Months later, her life takes an unexpected turn when a disgraced lord offers her patronage. Suspicious of his intent, and with no other choices, she accepts. But there is much more to his story, and Brienna soon discovers that he has sought her out for his own vengeful gain. For there is a dangerous plot being planned to overthrow the king of Maevana—the archrival kingdom of Valenia—and restore the rightful queen, and her magic, to the northern throne. And others are involved—some closer to Brienna than she realizes.

With war brewing between the two lands, Brienna must choose whose side she will remain loyal to—passion or blood. Because a queen is destined to rise and lead the battle to reclaim the crown. The ultimate decision Brienna must determine is: Who will be that queen?

sunday post #23

The Sunday Post is a weekly meme hosted by Caffeinated Reviewer. It's a chance to recap posts from the past week and tease upcoming content, as well as share new books, reading challenge progress, and anything else you've come across in the last seven days.

Happy Father's Day to those who are celebrating it—and a happy Sunday to everyone else! My family takes a relaxed approach to holidays, so most of our festivities today center around my cooking some of dad's favorite foods. It's a nice cap to a weekend highlighted by the film festival that I covered Friday and Saturday. Despite only going to a couple of movies, the commute to the theater and finding parking once you're there is a bit of a hassle; not having to deal with herds of inattentive drivers is nice!

I also went and saw Hereditary on my own this week. Have any of you seen it, or plan on seeing it? There were a couple on-the-nose moments but overall I think Ari Aster crafted a superb movie! He genuinely shocked me more than once—a hard task with this cynical horror fan—and Toni Collette deserves to be included in awards chatter at the end of the year. To top it all off I have a lovely little book haul down below, making up for the last few weeks of few to no new books coming in!

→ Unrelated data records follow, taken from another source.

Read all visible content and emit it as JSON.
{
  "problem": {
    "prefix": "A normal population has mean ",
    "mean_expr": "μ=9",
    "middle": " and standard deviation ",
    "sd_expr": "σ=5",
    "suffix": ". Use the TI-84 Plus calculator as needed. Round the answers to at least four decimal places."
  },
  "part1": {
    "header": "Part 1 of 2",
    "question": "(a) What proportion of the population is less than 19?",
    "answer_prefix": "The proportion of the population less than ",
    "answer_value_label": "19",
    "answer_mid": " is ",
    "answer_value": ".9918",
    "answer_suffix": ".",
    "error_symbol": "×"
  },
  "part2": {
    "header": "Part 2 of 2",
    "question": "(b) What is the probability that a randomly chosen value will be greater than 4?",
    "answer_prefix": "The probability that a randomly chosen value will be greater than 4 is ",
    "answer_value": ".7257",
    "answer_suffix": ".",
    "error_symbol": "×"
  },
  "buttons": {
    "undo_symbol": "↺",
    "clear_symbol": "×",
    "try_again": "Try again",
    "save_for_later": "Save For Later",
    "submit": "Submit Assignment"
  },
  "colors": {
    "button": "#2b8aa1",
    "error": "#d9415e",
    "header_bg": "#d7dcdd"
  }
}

book review: lies you never told me

Lies You Never Told Me by Jennifer Donaldson
Razorbill, 336 pp.
Published May 29, 2018

DISCLAIMER: I received a free physical ARC of this book from the publisher via BookishFirst for review purposes. This in no way informed or influenced my opinion

Gabe and Elyse have never met. But they both have something to hide.

Quiet, shy Elyse can't believe it when she's cast as the lead in her Portland high school's production of Romeo and Juliet. Her best friend, Brynn, is usually the star, and Elyse isn't sure she's up to the task. But when someone at rehearsals starts to catch her eye--someone she knows she absolutely shouldn't be with--she can't help but be pulled into the spotlight.

Austin native Gabe is contemplating the unthinkable--breaking up with Sasha, his headstrong, popular girlfriend. She's not going to let him slip through her fingers, though, and when rumors start to circulate around school, he knows she has the power to change his life forever.

Gabe and Elyse both make the mistake of falling for the wrong person, and falling hard. Told in parallel narratives, this twisty, shocking story shows how one bad choice can lead to a spiral of unforeseen consequences that not everyone will survive.